- **What to produce**: The answer must consist of every line below that holds the word "JSON".

•••••

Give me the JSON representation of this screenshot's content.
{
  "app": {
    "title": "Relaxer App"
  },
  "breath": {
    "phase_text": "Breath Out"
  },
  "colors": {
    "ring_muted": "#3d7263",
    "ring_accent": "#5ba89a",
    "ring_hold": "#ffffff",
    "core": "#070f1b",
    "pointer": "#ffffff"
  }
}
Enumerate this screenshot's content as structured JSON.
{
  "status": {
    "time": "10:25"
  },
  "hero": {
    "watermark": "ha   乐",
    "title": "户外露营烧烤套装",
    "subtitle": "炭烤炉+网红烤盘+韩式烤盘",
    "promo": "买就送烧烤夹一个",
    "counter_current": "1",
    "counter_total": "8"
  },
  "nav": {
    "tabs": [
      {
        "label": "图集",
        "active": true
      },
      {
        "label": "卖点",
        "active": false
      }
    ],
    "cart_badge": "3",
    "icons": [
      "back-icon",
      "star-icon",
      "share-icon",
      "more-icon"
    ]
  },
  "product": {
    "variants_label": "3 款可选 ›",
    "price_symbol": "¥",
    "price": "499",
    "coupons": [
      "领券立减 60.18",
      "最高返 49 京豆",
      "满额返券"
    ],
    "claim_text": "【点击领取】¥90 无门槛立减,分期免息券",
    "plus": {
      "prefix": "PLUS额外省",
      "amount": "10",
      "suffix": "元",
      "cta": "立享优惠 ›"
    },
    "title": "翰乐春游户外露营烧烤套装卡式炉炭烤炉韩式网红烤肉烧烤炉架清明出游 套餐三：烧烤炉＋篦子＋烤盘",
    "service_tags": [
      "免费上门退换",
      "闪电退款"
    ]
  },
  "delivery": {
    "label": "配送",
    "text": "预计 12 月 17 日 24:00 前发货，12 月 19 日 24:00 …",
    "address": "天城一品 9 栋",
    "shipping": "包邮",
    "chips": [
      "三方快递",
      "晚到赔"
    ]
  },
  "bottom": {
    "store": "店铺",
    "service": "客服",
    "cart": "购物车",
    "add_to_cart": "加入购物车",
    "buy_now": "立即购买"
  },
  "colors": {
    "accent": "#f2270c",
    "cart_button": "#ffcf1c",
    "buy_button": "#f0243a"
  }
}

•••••

- **Response to the task**:
Give me the JSON representation of this screenshot's content.
Enumerate this screenshot's content as structured JSON.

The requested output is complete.